As well as a bit of a graphical overhaul, the game has been updated with this year’s player and team stats. If you are connected to the internet, player’s stats are dynamically updated on start-up as new data becomes available.
This year EA have been concentrating on the defensive game, giving players greater control of the defenders after the snap. Whilst all still a bit of a blur for me – at least I can now actually follow the ball, I was able to better block catches and have a little bit more input into the defensive play.
For a game that stops all the time and basically consists of repeatedly throwing a ball to an unfortunate fella about to be stomped into the ground, Madden gives players so many offensive options that it makes FIFA look like playground stuff. It’s bloody hard but, for that brief moment after the quarterback throws the ball, the action is just so incredibly intense. And, when you do pull of a decent bit of defending or managed to duck around the opposition and on to a touchdown, it feels amazing.
The game modes will be familiar to fans of EA Sports game. Madden NFL 15 doesn’t stray far from what has gone before. All the usual suspects are right here. There’s your quick game. And there’s the online or off connected franchise mode- which allows you to embark on an NFL career as a player, coach or owner in total control of the team.
But EA Sport’s jewel in the crown is Madden Ultimate Team, allowing players to build their own fantasy team. I didn’t find MUT as much fun as I find its FIFA equivalent, but that more to do with familiarity with the football code than anything else.

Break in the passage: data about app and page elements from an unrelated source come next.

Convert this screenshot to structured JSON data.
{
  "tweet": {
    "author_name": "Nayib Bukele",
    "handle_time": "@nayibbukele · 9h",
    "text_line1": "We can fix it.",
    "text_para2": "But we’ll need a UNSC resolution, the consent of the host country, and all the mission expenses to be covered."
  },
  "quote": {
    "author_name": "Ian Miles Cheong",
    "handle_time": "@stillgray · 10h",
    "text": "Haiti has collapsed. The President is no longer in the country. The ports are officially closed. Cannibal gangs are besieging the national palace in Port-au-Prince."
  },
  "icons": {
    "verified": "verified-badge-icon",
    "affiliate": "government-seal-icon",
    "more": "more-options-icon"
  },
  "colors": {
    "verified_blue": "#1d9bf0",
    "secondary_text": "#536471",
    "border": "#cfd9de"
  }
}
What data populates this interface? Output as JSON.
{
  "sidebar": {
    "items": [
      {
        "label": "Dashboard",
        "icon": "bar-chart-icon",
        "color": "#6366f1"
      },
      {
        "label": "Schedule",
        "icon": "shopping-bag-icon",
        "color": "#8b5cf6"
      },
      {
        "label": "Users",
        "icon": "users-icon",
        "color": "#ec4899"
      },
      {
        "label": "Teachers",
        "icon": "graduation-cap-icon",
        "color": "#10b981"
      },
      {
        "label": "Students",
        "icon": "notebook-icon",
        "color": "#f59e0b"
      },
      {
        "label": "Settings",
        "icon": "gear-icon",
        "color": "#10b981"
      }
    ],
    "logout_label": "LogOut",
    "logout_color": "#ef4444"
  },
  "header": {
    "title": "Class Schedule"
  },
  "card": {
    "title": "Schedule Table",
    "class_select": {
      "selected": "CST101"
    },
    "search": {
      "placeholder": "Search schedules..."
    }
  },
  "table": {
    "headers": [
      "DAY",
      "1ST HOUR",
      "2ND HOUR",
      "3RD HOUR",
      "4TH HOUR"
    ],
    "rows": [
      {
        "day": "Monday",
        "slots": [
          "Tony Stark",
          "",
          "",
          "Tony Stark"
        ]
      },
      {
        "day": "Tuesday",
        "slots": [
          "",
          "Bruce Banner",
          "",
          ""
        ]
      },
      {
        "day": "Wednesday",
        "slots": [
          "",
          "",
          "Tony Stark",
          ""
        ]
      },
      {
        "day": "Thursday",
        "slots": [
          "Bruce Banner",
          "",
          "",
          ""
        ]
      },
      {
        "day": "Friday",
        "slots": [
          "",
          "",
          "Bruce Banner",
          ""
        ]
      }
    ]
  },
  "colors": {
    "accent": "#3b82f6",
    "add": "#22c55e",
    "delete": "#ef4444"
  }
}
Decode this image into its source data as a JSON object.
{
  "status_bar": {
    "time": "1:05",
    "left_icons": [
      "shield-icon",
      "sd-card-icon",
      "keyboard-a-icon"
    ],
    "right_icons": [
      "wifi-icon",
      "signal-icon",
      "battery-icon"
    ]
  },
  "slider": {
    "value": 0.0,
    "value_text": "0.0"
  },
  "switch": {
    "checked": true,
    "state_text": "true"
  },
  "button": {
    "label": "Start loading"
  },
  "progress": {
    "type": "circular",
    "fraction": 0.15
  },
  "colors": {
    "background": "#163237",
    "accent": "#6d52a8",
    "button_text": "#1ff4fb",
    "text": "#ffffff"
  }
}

Whilst I’ve been able to pick up a play FIFA, NHL, NBA and PGA, will no worries, I’ve had to learn both the rules of American Football and how it is interpreted into Madden. It’s been challenging and I’m far from adept, but at the same time it has been so rewarding. Despite the learning curve, it’s a credit to Madden that it has managed to teach this pasty-faced pom an appreciation of the American national sport.
Madden NFL 15 looks amazing and offers up an exciting, highly polished and feature-rich game of American football. If you are PS4 or Xbox One owning sports fan and never considered Madden before, now’s the time. It’s not going to be easy, but it’s going to be a lot of fun.